> [YOUR ASSIGNMENT] Count the lines below that contain the word "help" and give only the number.

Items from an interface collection
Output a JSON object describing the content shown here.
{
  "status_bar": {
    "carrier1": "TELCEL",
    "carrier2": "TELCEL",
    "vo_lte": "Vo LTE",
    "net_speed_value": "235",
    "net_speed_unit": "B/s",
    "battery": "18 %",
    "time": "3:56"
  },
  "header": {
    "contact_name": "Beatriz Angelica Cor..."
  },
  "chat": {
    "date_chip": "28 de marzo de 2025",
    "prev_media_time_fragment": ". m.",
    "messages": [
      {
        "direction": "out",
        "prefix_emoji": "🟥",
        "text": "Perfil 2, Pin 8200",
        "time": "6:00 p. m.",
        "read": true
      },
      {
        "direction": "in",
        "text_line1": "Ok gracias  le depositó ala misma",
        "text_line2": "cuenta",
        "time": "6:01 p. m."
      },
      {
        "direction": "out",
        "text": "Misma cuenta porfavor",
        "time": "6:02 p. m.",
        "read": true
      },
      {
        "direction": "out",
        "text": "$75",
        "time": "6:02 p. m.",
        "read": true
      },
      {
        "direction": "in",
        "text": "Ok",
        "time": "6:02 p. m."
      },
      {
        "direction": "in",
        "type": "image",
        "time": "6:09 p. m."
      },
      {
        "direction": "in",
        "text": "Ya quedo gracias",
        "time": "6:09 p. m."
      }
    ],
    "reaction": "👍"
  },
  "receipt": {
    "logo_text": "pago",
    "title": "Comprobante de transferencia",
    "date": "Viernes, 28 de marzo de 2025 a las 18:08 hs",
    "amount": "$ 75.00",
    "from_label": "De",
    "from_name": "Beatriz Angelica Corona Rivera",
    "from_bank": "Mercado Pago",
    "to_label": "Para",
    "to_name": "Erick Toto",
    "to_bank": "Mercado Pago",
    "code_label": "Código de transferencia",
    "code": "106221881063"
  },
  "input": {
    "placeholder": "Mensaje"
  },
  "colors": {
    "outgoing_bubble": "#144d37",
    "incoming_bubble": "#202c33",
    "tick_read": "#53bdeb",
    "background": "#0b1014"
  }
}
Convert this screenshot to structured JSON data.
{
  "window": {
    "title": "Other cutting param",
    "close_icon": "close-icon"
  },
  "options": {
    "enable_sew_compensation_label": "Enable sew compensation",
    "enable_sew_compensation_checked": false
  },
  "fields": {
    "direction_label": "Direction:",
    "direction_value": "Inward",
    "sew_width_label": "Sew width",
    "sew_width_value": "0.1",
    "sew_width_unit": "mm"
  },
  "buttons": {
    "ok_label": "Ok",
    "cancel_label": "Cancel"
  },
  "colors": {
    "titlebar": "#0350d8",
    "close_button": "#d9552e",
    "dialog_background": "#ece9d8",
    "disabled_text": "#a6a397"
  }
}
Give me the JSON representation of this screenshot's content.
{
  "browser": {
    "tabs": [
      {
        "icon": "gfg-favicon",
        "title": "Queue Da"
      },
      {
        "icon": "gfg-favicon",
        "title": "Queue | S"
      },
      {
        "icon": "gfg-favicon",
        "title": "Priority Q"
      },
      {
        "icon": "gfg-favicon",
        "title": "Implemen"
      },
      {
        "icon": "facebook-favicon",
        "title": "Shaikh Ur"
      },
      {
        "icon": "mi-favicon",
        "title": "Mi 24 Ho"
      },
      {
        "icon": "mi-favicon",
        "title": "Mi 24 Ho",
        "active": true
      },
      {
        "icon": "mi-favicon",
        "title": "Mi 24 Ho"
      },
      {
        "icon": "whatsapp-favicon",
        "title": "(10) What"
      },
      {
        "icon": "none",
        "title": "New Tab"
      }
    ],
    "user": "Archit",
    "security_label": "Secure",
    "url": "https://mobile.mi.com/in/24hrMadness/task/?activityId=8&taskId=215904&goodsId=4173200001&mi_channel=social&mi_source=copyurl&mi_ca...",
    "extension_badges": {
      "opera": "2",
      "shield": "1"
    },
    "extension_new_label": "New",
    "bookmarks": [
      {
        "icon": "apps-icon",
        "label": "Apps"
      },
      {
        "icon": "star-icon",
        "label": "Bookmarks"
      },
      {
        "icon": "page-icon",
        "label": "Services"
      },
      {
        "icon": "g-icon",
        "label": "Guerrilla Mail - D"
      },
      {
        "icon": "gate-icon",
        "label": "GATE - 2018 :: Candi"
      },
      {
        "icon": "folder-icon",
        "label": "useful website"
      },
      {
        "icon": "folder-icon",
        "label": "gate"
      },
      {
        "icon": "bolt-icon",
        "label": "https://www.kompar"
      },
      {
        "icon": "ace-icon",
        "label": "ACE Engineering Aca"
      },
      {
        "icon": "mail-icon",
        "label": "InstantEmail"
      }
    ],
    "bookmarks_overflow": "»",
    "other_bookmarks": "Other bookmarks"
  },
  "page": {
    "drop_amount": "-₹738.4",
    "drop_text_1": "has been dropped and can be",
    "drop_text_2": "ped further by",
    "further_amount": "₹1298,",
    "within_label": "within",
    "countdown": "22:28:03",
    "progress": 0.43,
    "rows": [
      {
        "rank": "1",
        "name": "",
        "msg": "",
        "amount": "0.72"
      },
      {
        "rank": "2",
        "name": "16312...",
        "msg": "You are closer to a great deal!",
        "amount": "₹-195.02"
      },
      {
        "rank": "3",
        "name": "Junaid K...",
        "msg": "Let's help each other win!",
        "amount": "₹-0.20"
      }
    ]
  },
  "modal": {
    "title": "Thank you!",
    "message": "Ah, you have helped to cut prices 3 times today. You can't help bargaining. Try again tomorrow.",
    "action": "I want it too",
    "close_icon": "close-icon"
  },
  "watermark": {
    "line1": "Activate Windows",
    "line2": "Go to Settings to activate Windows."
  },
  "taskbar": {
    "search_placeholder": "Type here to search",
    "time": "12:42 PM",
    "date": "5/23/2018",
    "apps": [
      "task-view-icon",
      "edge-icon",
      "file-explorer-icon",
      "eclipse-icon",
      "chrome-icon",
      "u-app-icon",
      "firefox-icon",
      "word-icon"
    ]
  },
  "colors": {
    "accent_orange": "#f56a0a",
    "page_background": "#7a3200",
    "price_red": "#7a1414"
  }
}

> [RESULT OF THE EXERCISE] 2